Oregon Department of Transportation officials laid out for the Toledo City Council Tuesday evening what appears to be the way forward to completing the Highway 20 Eddyville to Pioneer Mountain Loop Bypass. The project is years late and many millions of dollars over budget.
They said on January 16th the Oregon Transportation Commission will be reviewing what is described as the preferred alternative to complete the project. The plan involves a full year of studying groundwater flows and hillslide slippage across critical hillside areas of the bypass. Armed with that data, they will drive a series of ground anchors to nail the foot of the hills to deeper, more sturdy soils and rock deep within the hills. ODOT officials said that this particular alternative, with good groundwater and slippage data, they will know where to drive the ground anchors and exactly how many.
But if they tried to meet a 2015 completion date of the project they would have to be satisfied with only a part of one winter’s data.
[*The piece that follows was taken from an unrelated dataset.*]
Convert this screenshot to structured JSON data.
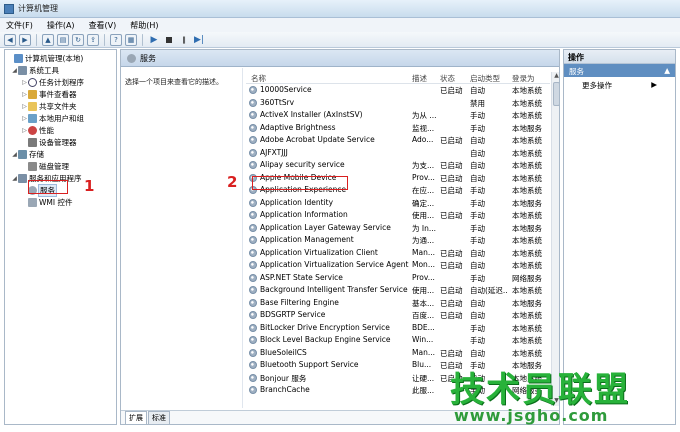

Possessing only a partial picture of winter groundwater loading on the slopes, they would likely have to install more ground anchors than are truly needed, “just to be safe.” By extending the data collection through this winter and next, engineers predict they could save up to $20 million or more by driving only the number of ground anchors that are actually needed. But it would also require the road open in 2016, a year later.
ODOT staff emphasized that the engineers leading the project today are guided by some of the best landslide geologists and engineers in the world with many challenging projects successfully completed under their belts. They said the department has a great deal of confidence in their consultants, which some Salem transportation insiders have dubbed “The Dream Team.”
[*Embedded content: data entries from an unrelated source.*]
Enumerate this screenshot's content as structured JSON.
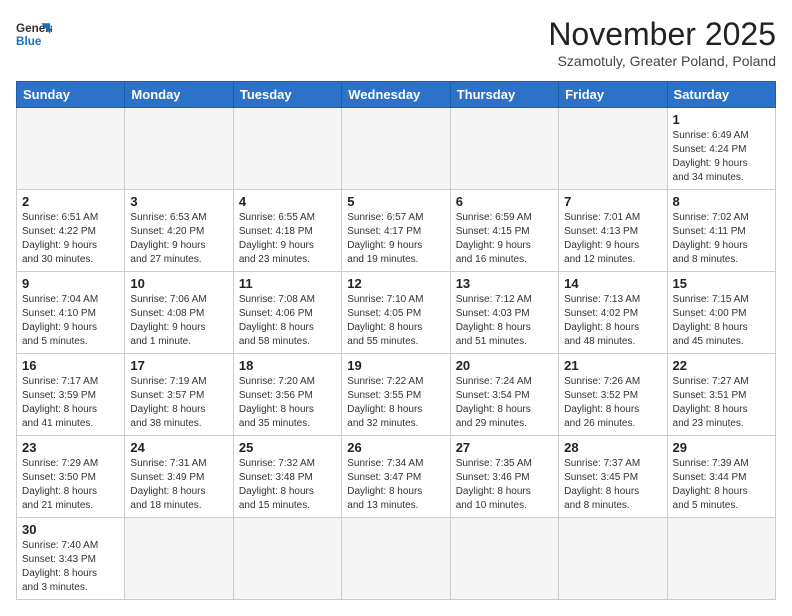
{
  "logo": {
    "line1": "General",
    "line2": "Blue"
  },
  "title": "November 2025",
  "subtitle": "Szamotuly, Greater Poland, Poland",
  "days_of_week": [
    "Sunday",
    "Monday",
    "Tuesday",
    "Wednesday",
    "Thursday",
    "Friday",
    "Saturday"
  ],
  "weeks": [
    [
      {
        "day": "",
        "info": ""
      },
      {
        "day": "",
        "info": ""
      },
      {
        "day": "",
        "info": ""
      },
      {
        "day": "",
        "info": ""
      },
      {
        "day": "",
        "info": ""
      },
      {
        "day": "",
        "info": ""
      },
      {
        "day": "1",
        "info": "Sunrise: 6:49 AM\nSunset: 4:24 PM\nDaylight: 9 hours\nand 34 minutes."
      }
    ],
    [
      {
        "day": "2",
        "info": "Sunrise: 6:51 AM\nSunset: 4:22 PM\nDaylight: 9 hours\nand 30 minutes."
      },
      {
        "day": "3",
        "info": "Sunrise: 6:53 AM\nSunset: 4:20 PM\nDaylight: 9 hours\nand 27 minutes."
      },
      {
        "day": "4",
        "info": "Sunrise: 6:55 AM\nSunset: 4:18 PM\nDaylight: 9 hours\nand 23 minutes."
      },
      {
        "day": "5",
        "info": "Sunrise: 6:57 AM\nSunset: 4:17 PM\nDaylight: 9 hours\nand 19 minutes."
      },
      {
        "day": "6",
        "info": "Sunrise: 6:59 AM\nSunset: 4:15 PM\nDaylight: 9 hours\nand 16 minutes."
      },
      {
        "day": "7",
        "info": "Sunrise: 7:01 AM\nSunset: 4:13 PM\nDaylight: 9 hours\nand 12 minutes."
      },
      {
        "day": "8",
        "info": "Sunrise: 7:02 AM\nSunset: 4:11 PM\nDaylight: 9 hours\nand 8 minutes."
      }
    ],
    [
      {
        "day": "9",
        "info": "Sunrise: 7:04 AM\nSunset: 4:10 PM\nDaylight: 9 hours\nand 5 minutes."
      },
      {
        "day": "10",
        "info": "Sunrise: 7:06 AM\nSunset: 4:08 PM\nDaylight: 9 hours\nand 1 minute."
      },
      {
        "day": "11",
        "info": "Sunrise: 7:08 AM\nSunset: 4:06 PM\nDaylight: 8 hours\nand 58 minutes."
      },
      {
        "day": "12",
        "info": "Sunrise: 7:10 AM\nSunset: 4:05 PM\nDaylight: 8 hours\nand 55 minutes."
      },
      {
        "day": "13",
        "info": "Sunrise: 7:12 AM\nSunset: 4:03 PM\nDaylight: 8 hours\nand 51 minutes."
      },
      {
        "day": "14",
        "info": "Sunrise: 7:13 AM\nSunset: 4:02 PM\nDaylight: 8 hours\nand 48 minutes."
      },
      {
        "day": "15",
        "info": "Sunrise: 7:15 AM\nSunset: 4:00 PM\nDaylight: 8 hours\nand 45 minutes."
      }
    ],
    [
      {
        "day": "16",
        "info": "Sunrise: 7:17 AM\nSunset: 3:59 PM\nDaylight: 8 hours\nand 41 minutes."
      },
      {
        "day": "17",
        "info": "Sunrise: 7:19 AM\nSunset: 3:57 PM\nDaylight: 8 hours\nand 38 minutes."
      },
      {
        "day": "18",
        "info": "Sunrise: 7:20 AM\nSunset: 3:56 PM\nDaylight: 8 hours\nand 35 minutes."
      },
      {
        "day": "19",
        "info": "Sunrise: 7:22 AM\nSunset: 3:55 PM\nDaylight: 8 hours\nand 32 minutes."
      },
      {
        "day": "20",
        "info": "Sunrise: 7:24 AM\nSunset: 3:54 PM\nDaylight: 8 hours\nand 29 minutes."
      },
      {
        "day": "21",
        "info": "Sunrise: 7:26 AM\nSunset: 3:52 PM\nDaylight: 8 hours\nand 26 minutes."
      },
      {
        "day": "22",
        "info": "Sunrise: 7:27 AM\nSunset: 3:51 PM\nDaylight: 8 hours\nand 23 minutes."
      }
    ],
    [
      {
        "day": "23",
        "info": "Sunrise: 7:29 AM\nSunset: 3:50 PM\nDaylight: 8 hours\nand 21 minutes."
      },
      {
        "day": "24",
        "info": "Sunrise: 7:31 AM\nSunset: 3:49 PM\nDaylight: 8 hours\nand 18 minutes."
      },
      {
        "day": "25",
        "info": "Sunrise: 7:32 AM\nSunset: 3:48 PM\nDaylight: 8 hours\nand 15 minutes."
      },
      {
        "day": "26",
        "info": "Sunrise: 7:34 AM\nSunset: 3:47 PM\nDaylight: 8 hours\nand 13 minutes."
      },
      {
        "day": "27",
        "info": "Sunrise: 7:35 AM\nSunset: 3:46 PM\nDaylight: 8 hours\nand 10 minutes."
      },
      {
        "day": "28",
        "info": "Sunrise: 7:37 AM\nSunset: 3:45 PM\nDaylight: 8 hours\nand 8 minutes."
      },
      {
        "day": "29",
        "info": "Sunrise: 7:39 AM\nSunset: 3:44 PM\nDaylight: 8 hours\nand 5 minutes."
      }
    ],
    [
      {
        "day": "30",
        "info": "Sunrise: 7:40 AM\nSunset: 3:43 PM\nDaylight: 8 hours\nand 3 minutes."
      },
      {
        "day": "",
        "info": ""
      },
      {
        "day": "",
        "info": ""
      },
      {
        "day": "",
        "info": ""
      },
      {
        "day": "",
        "info": ""
      },
      {
        "day": "",
        "info": ""
      },
      {
        "day": "",
        "info": ""
      }
    ]
  ]
}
Most central coast residents have had a dream of their own, that some day they’ll drive to and from the valley more quickly and safely. They cautiously anticipate the project’s completion in 2016.
The Oregon Transporation Commission convenes their meeting early Wednesday morning, January 16th, in the ODOT building on the Capitol Complex in Salem.
The Toledo City Council also got a report from Treasurer Polly Chavarria that rising Public Employees Retirement System (PERS) rates the city pays to Salem are still being partially supported by a city reserve fund which should last another five years. But after that the city’s general fund would have to shoulder any further increases on its own which could have substantial impacts on other city departments. Chavarria said it would be possible to juggle things a bit and have the subsidies last ten years instead of five, but it would require heavier hits to the general fund sooner rather than later.
City Councilor Jill Lyons suggested that staff devise a plan so the reserve fund is never drawn down so that it would soften any sudden rate increases in the future. Chavarria said they will explore that option but reminded Councilor Lyons that Governor Kitzhaber, PERS and other major players in the PERS reform movement are contemplating a number of fixes that could directly affect Toledo and other city and county methods of coping with rising retirement costs for employees.
And the council tentatively decided to chip in one thousand dollars toward an ocean observation conference being put on by the Yaquina Bay Ocean Observation Initiative (YBOOI) later next month in Newport. Councilors had earlier been asked by YBOOI co-founder John Lavrakis to contribute two thousand dollars to help defray conference costs but councilors thought two thousand was a bit steep for the city’s strapped budget. So when the council meets again later this month they are expected to formally decide to make it one thousand dollars while also hitting up other Toledo ocean-dependent industries for contributions aimed at the conference. The conference has invited a number of ocean observing and marine science equipment and boat repair and refurbishment companies to take a grand tour of the Greater Newport/Yaquina Bay and River region with an eye to relocating here or expanding service levels that are already here. The Port of Toledo is in the middle of a large expansion of their boat yard at Sturgeon Bend that will soon be able to work on 98% of all commercial fishing vessels that ply the waters of the U.S. West Coast and Alaska.